Solid dō are generally lined with a layer of thin leather that is glued down and lacquered into place. Dō are made of scale are not typically so lined, however. Many cheaper armours are lined with heavy cloth or brocade glued into place. These linings are the last thing done, so all the lacing is finished and the fittings installed before the lining is set in place. Only the cheapest armours are left bare.
The lining is only for the body of the dō. It does not include the kanagu mawari, which have been (if required) lined before assembly.
To keep things straight, I should clarify a point of terminology. When I speak of “sets” of kusazuri, I refer to vertical rows of tassets. When I speak of “lames,” I refer to the individual plates in a set. A dō may have five sets of kusazuri with four lames; that is, five tassets ringing the body, each with four hanging plates.
There is no set rule as to the number of sets of kusazuri, or of lames. The lower the number of lames, the cheaper the armour. Retainer armours will have as a rule three or four lames, while armour for the rank and file will have five and (rarely) six. Most commonly an armour will have six or seven sets. If there is an odd number, the odd kusazuri is, of course, front and center protecting the goolies. One feature of the yukinoshita dō is the extreme number of narrow sets—often eleven.
Retainer-grade armours will have the yurugi ito (suspensory lacing) in sugake. All other armours will typically have kebiki-laced yurugi ito, even when the rest of the armour is laced in sugake odoshi. The yurugi ito is 4"-6" long; in ō-yoroi, however, the yurugi ito is no longer than any other row of suspensory lacing.
One alternative to suspensory lacing which appeared in the latter half of the sixteenth century is the suspensory panel. A leather panel or a lightly padded cloth faced in mail takes the place of the yurugi ito. Occasionally, a few rows of odoshige would be run in-and-out down each panel as an accent, to give the impression of lacing.
Another feature appearing about this same time is the removable kusazuri. Instead of being suspended directly from the dō, the kusazuri hang from a narrow belt of leather that is itself attached to the dō at several spots by pairs of ties going through small holes. Sakakibara Kōzan considered removable kusazuri to be a practical feature, given that it made armours easier to stow, and that they made it easier to ford shallow rivers by simply removing the kuzazuri so they wouldn’t get soaked.
The kusazuri shown above-left exhibits both the afore-mentioned features: it is both removable, and uses a mail-clad panel for suspension.
The most noticeable decoration on many armours seen in films (notably Shōgun) is a dinner-plate-sized display of the owner’s crest on the front of the dō. In fact, this is common, but only on retainer armours, in which case the crest is that of their clan or lord. Samurai of rank—who could afford more distinctive armour—were generally identified by their helmet style, their helmet crests, or even their own personal standards carried into battle by a well-trained flunkie. Many surviving retainer-grade armours display this feature; no daimyō armours do.

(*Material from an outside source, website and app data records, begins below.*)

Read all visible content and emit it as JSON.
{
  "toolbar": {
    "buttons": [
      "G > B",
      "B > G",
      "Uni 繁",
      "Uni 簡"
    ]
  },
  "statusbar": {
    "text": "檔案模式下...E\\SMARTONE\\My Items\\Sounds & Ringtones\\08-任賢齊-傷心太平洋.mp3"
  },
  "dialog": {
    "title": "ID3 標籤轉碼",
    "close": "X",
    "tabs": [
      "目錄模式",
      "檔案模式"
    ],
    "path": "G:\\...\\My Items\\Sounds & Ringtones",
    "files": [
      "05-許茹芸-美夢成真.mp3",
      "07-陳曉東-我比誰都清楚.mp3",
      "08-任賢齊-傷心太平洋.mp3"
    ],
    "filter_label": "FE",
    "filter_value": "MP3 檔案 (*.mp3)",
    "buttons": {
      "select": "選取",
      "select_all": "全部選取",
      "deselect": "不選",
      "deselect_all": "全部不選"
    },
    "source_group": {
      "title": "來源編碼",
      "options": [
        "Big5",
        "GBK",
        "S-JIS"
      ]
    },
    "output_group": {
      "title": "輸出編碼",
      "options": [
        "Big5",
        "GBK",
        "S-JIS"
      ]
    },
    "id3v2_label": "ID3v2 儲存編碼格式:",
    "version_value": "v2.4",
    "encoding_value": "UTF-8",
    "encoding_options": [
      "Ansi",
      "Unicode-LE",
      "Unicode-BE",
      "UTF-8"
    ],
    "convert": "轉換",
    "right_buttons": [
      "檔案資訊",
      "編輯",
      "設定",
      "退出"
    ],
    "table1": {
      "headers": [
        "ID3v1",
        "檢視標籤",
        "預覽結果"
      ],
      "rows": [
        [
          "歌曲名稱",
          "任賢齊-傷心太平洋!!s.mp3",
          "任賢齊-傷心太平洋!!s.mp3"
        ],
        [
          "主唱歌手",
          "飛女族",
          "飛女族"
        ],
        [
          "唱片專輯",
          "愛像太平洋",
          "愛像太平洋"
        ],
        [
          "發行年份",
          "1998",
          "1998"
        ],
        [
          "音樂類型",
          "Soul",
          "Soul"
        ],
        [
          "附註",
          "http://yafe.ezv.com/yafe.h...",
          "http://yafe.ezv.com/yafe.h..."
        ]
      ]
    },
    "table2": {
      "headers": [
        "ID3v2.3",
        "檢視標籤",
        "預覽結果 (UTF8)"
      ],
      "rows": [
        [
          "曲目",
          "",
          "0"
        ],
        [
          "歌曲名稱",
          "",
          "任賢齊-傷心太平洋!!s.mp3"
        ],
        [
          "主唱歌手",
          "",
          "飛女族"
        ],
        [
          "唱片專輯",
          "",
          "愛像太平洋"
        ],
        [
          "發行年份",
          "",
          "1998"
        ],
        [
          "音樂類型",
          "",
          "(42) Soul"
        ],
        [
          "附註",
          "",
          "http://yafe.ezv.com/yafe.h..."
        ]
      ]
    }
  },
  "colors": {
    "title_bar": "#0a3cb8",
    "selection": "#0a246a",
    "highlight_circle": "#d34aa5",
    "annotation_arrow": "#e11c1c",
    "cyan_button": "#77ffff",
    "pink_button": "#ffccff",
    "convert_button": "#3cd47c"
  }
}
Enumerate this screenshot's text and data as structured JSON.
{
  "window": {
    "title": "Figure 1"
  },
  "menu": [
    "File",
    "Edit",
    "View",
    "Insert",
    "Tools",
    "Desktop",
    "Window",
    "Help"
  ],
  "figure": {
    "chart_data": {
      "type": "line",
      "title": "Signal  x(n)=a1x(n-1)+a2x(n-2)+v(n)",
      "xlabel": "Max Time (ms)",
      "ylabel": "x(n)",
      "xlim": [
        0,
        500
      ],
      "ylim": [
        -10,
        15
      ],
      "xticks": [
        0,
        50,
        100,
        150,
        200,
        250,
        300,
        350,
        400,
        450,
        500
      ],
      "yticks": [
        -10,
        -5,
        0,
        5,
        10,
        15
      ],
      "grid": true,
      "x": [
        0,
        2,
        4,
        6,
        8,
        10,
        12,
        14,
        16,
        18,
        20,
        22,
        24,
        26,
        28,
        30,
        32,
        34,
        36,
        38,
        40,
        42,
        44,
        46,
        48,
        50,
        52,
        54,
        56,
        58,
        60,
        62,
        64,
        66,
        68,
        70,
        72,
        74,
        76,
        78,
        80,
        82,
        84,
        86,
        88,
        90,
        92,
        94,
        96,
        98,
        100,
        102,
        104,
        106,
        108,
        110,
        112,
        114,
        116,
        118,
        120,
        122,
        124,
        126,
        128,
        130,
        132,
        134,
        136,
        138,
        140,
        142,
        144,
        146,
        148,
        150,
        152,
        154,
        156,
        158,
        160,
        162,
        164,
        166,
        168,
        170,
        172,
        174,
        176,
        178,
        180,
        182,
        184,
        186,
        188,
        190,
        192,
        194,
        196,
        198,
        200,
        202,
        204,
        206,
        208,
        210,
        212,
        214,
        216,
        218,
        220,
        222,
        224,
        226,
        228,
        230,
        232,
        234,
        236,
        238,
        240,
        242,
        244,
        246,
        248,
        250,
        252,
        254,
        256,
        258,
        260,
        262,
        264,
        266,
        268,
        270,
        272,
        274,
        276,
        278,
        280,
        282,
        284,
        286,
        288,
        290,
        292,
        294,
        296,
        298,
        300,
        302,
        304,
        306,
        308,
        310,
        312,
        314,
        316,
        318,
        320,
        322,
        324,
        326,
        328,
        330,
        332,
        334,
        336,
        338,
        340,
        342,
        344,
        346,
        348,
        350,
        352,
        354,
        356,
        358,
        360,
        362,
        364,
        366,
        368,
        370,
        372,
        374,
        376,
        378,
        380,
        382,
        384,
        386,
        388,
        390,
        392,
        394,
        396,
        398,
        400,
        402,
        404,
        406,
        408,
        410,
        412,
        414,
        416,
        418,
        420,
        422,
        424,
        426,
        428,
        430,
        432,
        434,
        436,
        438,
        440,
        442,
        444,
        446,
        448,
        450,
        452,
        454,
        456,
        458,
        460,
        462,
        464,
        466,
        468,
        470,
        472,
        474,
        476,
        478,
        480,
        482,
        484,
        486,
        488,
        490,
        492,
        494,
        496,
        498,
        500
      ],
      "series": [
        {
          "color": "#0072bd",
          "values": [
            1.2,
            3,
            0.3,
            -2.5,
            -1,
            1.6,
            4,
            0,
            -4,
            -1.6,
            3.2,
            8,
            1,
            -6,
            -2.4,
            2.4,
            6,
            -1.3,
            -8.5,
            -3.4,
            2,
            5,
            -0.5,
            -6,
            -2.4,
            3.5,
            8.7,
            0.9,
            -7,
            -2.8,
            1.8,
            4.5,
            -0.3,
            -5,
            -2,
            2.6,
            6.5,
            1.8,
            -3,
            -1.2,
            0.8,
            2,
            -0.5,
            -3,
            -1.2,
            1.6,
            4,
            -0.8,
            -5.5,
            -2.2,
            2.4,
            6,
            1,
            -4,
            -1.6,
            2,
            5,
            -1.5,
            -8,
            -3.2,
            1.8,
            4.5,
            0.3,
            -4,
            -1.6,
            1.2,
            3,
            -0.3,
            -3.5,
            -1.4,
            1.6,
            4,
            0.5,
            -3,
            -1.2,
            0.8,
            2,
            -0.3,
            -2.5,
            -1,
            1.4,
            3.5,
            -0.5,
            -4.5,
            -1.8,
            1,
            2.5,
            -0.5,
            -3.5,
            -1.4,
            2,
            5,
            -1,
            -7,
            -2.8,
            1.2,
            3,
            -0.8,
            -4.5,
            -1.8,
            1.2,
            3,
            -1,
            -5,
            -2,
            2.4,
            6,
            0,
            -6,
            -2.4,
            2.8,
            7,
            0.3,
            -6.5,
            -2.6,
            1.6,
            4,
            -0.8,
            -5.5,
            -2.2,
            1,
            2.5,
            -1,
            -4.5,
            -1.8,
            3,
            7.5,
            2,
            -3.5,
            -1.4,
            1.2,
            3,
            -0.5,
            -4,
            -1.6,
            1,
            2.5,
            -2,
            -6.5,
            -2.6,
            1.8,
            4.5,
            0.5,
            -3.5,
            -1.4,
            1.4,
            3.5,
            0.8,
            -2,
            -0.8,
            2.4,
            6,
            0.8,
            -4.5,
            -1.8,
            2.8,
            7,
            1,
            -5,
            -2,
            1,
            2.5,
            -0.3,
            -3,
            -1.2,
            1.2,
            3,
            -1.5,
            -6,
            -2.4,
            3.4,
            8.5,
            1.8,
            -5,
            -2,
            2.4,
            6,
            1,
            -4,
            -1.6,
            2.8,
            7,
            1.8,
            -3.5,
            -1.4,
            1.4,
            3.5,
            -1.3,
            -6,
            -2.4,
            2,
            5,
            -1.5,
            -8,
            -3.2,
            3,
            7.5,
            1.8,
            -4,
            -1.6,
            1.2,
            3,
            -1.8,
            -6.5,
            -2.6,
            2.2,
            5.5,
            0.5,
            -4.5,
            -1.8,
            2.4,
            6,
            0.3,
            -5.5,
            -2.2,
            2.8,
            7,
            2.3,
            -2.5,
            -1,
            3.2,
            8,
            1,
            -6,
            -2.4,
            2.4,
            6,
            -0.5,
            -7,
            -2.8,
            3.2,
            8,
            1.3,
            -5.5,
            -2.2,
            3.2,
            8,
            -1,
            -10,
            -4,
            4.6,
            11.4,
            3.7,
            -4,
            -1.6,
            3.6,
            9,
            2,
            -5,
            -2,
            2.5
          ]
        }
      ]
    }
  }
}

The color of the plates and the lacing are the truest form of “decoration” on Japanese armour. Contrary to an oft-repeated chestnut, the color of the lacing does not say anything about the owner or his intentions. If that were the case, he must perforce be expected to have several suits of armour at all times, with different colors of lacing (today I feel fierce, today I expect to die...) or have to figure a way to unlace and relace armour from day to day without taking everything apart.